But why stop there? We could draw inspiration from TeX, and add a certain amount of mobility into the discussion with hyperlinks, references, metadata-appropriate labels (conjecture, remark, etc.) and so on. Or perhaps we could take ideas of project "history" from the open source movement, and keep a record of the project's revision history (discussion, Mathematica code, images, etc). Much like an open source project, the discussion might have a "README" tab containing background material and general outlook, while other tabs might each contain a different approach to tackling the problem.

But I digress. Perhaps I should summarize: I believe that the key to sparking a revolution in online collaborative research will lie in developing: both an elegant and highly functional user interface (difficult) and a close but expanding community of active researchers (very difficult). In this sense, the problem of collaborative research is both technological and social in nature (truly a problem of our time, eh?).

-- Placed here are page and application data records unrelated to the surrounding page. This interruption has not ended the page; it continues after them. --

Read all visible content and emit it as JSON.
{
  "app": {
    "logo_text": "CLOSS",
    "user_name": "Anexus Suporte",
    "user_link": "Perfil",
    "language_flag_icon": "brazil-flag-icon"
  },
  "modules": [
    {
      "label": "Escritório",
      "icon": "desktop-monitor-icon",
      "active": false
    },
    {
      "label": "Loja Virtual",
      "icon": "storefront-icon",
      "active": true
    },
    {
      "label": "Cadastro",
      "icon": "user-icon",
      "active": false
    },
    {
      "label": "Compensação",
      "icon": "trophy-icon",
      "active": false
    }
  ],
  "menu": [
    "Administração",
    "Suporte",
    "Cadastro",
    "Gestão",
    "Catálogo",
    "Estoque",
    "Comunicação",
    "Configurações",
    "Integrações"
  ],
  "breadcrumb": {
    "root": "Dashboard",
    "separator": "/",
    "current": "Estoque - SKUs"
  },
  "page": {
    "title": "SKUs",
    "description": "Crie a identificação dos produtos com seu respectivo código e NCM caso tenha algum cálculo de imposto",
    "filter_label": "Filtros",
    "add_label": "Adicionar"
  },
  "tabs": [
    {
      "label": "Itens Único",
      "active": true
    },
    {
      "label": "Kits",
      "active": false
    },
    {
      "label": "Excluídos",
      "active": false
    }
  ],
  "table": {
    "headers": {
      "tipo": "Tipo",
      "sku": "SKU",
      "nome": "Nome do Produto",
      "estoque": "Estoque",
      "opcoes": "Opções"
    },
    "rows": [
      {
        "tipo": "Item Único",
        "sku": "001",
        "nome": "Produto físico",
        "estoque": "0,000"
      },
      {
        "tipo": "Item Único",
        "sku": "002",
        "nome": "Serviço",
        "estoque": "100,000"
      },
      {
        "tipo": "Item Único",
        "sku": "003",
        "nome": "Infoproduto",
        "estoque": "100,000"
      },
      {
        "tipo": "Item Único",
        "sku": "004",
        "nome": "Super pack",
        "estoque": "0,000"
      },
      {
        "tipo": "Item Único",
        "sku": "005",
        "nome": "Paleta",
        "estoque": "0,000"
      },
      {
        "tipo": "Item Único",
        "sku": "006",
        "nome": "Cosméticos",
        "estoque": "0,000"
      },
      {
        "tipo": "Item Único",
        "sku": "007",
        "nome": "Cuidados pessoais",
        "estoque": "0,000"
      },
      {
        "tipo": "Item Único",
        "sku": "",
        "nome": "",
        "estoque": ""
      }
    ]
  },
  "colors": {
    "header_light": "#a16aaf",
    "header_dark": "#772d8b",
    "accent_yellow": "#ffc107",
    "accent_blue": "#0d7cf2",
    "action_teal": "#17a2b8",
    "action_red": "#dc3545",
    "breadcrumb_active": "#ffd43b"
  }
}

From there... who knows? For one thing, recording the entire history of a research project, down to the last detail, will be something that's never been done before. It may even open the doors to meta-research of some level, i.e. studying which approaches tend to solve certain problems, which groups of people tend to work together better, and so on. Furthermore, it would be interesting to see how this research paradigm might interact with the usual paper-in-journal approach. How do we credit contributors? Should we simply replace the author field with a link to the research discussion? Can third-parties (such as universities) expect to evaluate the skills of a researcher by examining his/her profile page? etc. It's clear that such questions will inevitably be brought up, even in designing the research platform itself.

Regardless of the details, it seems to me that the key aspect in collaborative research is the sheer openness through which it would operate: by making public vast amounts of data, critical discussions, and deep scientific insights, we knock down barriers that we have only recently begun to notice, and allow scientific discourse to reach its full potential.


If you're interested in this endeavor, I highly recommend reading Nielsen's essay, The Future of Science. It's almost hard to believe that it was written 5 years ago, especially considering today's constantly evolving tech landscape.



1. Read Gowers' post here.
2. Read Nielsen's post here.
3. I say "in the long run" because fields involving vast amounts of data, technical equipment, etc. are more complicated to fit into an online collaborative environment. Of course, this is not to say that it can't be done, as there are already quite a few interesting and useful streams of data/research, as Nielsen discusses (see footnote 2).
4. Nature 461, 879-881 (15 October 2009), doi: 10.1038/461879a
5. The paper is available on arXiv.
6. See these posts.